It’s this kind of attitude I just can’t understand.  We love you, we love you! Oh wait no we don’t.  We hate you!  We hate you!

It happens in so many areas of entertainment.  TV shows are the “new” thing, then quickly abandoned as the “worst” thing.  Bands and musical artists sell more than anyone ever has, then are quickly hated.  Some of it is over-exposure.  The “summer hit” rarely means the artist will be the next U2.  For example: The Macarena.  Biggest hit of the summer one year when I was in school…  In the U.S., Los Del Rio never showed up again, and the dance and song Macarena went from national pastime to a reviled joke.  The opinion changes from, “this is fun, this guy’s great, this show is the best” to not only “this isn’t good anymore” but to “this is the worst thing that ever existed and, not only that, but it always has been.”  Then why did you love it six months ago?  Like I said in the CBG post, maybe you’re the one who’s changed.  If you hate the exact same song you loved six months ago, it may mean that you hate a little bit of who you were when you loved that song, too.  Maybe that’s why we so violently turn against things.
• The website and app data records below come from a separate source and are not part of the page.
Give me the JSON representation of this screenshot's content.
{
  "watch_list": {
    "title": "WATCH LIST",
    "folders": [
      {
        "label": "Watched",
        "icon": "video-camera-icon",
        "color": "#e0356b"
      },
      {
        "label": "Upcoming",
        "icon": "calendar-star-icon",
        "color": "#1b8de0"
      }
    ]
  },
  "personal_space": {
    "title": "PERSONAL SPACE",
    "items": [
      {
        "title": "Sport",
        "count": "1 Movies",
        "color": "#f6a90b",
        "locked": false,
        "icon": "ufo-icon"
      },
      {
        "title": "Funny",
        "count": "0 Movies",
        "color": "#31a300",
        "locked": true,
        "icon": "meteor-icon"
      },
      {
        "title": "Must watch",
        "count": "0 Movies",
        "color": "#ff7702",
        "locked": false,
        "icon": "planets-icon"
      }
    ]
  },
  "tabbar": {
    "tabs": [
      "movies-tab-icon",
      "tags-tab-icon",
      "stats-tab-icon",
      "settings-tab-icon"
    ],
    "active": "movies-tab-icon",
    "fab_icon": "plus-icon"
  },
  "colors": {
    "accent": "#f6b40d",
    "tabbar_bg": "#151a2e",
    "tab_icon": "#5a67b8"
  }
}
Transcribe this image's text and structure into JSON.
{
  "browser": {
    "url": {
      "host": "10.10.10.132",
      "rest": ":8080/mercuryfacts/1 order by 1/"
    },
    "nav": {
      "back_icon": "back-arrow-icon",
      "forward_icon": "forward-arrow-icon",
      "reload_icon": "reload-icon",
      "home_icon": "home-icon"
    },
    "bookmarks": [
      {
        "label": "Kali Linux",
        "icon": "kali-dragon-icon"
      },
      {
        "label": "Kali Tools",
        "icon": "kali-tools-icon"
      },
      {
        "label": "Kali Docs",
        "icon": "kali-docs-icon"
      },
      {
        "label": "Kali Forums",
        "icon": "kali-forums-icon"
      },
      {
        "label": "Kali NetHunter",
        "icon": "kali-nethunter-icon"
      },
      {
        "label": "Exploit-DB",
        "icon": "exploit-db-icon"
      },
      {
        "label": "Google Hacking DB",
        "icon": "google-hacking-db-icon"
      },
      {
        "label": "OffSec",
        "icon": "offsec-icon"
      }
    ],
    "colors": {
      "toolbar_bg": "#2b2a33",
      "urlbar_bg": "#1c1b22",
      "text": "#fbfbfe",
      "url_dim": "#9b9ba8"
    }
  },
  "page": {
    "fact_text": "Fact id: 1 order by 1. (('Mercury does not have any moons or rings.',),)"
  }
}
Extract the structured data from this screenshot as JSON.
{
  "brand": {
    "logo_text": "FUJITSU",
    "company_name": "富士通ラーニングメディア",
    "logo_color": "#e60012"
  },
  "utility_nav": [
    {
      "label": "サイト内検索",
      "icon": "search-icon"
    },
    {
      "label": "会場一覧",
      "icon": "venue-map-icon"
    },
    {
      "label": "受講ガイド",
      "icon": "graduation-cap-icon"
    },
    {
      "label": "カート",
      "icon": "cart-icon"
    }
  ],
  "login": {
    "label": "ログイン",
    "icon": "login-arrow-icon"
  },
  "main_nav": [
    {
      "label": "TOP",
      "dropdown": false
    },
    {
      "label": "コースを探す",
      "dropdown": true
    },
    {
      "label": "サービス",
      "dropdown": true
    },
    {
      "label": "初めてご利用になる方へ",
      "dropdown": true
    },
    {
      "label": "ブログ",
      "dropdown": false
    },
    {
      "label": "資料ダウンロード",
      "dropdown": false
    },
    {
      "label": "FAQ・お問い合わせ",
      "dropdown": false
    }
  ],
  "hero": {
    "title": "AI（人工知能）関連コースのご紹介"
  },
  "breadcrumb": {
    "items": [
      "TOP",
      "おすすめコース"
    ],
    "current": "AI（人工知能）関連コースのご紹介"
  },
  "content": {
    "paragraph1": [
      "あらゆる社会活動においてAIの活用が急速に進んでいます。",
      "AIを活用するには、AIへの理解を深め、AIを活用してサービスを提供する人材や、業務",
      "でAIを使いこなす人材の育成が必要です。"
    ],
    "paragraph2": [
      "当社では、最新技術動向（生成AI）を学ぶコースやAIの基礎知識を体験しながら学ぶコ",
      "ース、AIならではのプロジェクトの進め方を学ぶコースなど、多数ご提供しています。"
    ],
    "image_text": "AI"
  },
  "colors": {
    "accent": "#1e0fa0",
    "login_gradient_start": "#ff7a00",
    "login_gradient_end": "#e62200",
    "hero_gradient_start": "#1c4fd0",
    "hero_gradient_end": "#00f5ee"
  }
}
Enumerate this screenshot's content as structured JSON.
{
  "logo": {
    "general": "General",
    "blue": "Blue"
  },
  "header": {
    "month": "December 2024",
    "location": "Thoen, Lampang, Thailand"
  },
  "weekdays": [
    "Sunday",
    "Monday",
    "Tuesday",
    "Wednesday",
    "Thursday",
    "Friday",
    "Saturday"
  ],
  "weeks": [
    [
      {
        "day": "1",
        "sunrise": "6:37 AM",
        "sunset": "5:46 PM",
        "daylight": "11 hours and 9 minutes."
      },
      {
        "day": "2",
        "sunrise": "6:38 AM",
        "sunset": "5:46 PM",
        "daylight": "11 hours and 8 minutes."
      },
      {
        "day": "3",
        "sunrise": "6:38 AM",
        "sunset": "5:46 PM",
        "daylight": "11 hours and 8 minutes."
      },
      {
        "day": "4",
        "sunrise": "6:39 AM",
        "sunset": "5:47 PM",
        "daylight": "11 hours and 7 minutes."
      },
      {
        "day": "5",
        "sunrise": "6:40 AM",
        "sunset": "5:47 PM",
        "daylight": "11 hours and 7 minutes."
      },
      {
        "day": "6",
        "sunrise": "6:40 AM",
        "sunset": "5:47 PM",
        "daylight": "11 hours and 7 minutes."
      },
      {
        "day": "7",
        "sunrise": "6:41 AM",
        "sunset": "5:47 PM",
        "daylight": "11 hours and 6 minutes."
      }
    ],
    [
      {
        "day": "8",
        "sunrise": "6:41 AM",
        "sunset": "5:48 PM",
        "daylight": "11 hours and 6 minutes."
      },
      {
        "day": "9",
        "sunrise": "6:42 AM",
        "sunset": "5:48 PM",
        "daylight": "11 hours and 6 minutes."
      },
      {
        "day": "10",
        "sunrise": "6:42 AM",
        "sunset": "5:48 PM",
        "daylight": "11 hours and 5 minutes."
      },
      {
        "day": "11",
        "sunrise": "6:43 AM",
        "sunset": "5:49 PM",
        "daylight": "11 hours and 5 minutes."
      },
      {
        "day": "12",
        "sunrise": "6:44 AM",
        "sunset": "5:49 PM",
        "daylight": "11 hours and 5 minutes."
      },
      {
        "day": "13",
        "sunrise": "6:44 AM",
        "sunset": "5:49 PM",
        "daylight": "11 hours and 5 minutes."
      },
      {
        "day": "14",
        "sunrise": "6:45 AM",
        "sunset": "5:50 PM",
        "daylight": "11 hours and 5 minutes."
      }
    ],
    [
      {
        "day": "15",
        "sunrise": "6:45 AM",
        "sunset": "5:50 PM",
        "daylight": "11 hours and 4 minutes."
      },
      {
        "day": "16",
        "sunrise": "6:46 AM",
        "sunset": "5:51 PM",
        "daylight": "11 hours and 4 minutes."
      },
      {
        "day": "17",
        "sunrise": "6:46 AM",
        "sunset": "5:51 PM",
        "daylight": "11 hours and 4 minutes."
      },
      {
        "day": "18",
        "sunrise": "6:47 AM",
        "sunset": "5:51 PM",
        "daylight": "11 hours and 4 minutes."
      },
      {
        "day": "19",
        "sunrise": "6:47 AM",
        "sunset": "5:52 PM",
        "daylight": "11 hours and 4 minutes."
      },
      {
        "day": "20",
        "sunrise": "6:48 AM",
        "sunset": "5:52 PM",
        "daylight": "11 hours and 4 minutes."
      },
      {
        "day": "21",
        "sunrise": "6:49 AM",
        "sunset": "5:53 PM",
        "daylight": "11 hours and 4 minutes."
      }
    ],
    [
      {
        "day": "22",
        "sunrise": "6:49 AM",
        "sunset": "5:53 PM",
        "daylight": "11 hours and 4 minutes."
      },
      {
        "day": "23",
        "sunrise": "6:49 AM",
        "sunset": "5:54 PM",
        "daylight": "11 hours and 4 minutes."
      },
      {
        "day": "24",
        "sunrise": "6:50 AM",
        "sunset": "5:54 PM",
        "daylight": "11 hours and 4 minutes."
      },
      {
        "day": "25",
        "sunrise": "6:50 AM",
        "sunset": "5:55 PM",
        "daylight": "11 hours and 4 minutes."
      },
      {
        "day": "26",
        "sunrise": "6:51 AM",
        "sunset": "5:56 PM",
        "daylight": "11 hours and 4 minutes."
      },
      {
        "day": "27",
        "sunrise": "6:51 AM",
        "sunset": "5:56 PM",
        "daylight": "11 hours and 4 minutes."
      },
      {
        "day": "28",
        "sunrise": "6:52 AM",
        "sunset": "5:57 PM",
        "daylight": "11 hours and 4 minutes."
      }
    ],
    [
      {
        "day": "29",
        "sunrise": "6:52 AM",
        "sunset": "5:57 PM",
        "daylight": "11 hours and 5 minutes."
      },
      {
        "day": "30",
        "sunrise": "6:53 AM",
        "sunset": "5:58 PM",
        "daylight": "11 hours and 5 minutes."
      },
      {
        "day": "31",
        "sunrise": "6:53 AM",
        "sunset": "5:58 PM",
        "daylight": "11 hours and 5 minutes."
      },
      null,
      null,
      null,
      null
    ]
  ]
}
With Pacquiao, I think it’s partially the change from “up and comer” to “made it.”  For some reason, fans love the up and comer, but can’t wait for the NEXT up and comer.  Once Manny made it, the only thing fans wanted to see was the next guy whose coming up to beat him.  When no one really showed up (he beat Bradley…sorry guys) it just became, “I just want to see him beaten!”  I haven’t quite pinpointed this mentality.  It’s like the fans of a band who only like the underground stuff.  Once they release a studio album, they “sold out” and are no longer worthy of our undying love.  Like Maynard says though, they likely sold out long before you’d ever heard of them.  Is the music still good?  If the answer’s “yes” just sit back and enjoy it without complaining, “it was better when” just to be pretentious and snobbish.

On the other side of the coin, sometimes something that doesn’t last long causes outcry simply because it didn’t.  Three popular examples: the original Simon Pegg, Nick Frost, Edgar Wright collaboration Spaced, the UK Office, and Firefly.  I haven’t seen the latter yet, but the other two were written to be limited in run.  Firefly wasn’t, but many feel it was unjustly cancelled as it was a terrific sci-fi show.  One of the things I feel about Spaced and the BBC Office is these shows were great because they were so short in their run.  They packed hilarious good ideas into 14 episodes or so each and never grew stale, or made dumb sitcom mistakes.  It makes me wonder if the same is true about other shows many feel ended before their time.  If Firefly went 12 seasons, would it have been as incredible?  Joss Whedon has been elevated into a geek god, but Buffy eventually ran out of steam… I can’t think of any shows that maintain the same level of quality throughout their run.  I wonder if Spaced had gone into season 8 would it have had a fan outcry of “this show is terrible…it’s not what it used to be” — some fans say that about the difference between its TWO seasons, though fans of the first tend to agree both are terrific.

The only lesson I can think of with this is “enjoy what we have while we have it.”  Fighters, as Marcellus Wallace said, “have a short shelf life and don’t age like wine.” Manny, Jones Jr., Tyson, Duran, Ali, all had great careers.  They have (or will eventually) turn to vinegar in the ring.  It’s the aging process.  So why do we hate them for getting old and not being what they used to be?  Stupid songs can be terrific fun.  Almost ALL popular 80s music has that stupid sing-along quality that can grate at your brain.  But still fun to sing along to!  Even shows you loved as a kid that may seem incredibly lousy now (I’m thinking Thundercats), why hate them for being lousy now?  Just love the fact that you loved them then.

Fans shouldn’t see things in black and white.  It’s not the “greatest of all time” or, related to the last post the, “worst thing ever.”  I think of them as “things I loved then,” “things I’m into now,” and of course, “things I can’t believe I ever liked!”  All said with a smile.  After all, we’re always changing; the things we love will change as we do.  But we shouldn’t hate the things we used to love.  They help explain who we were then and helped make us who we are today.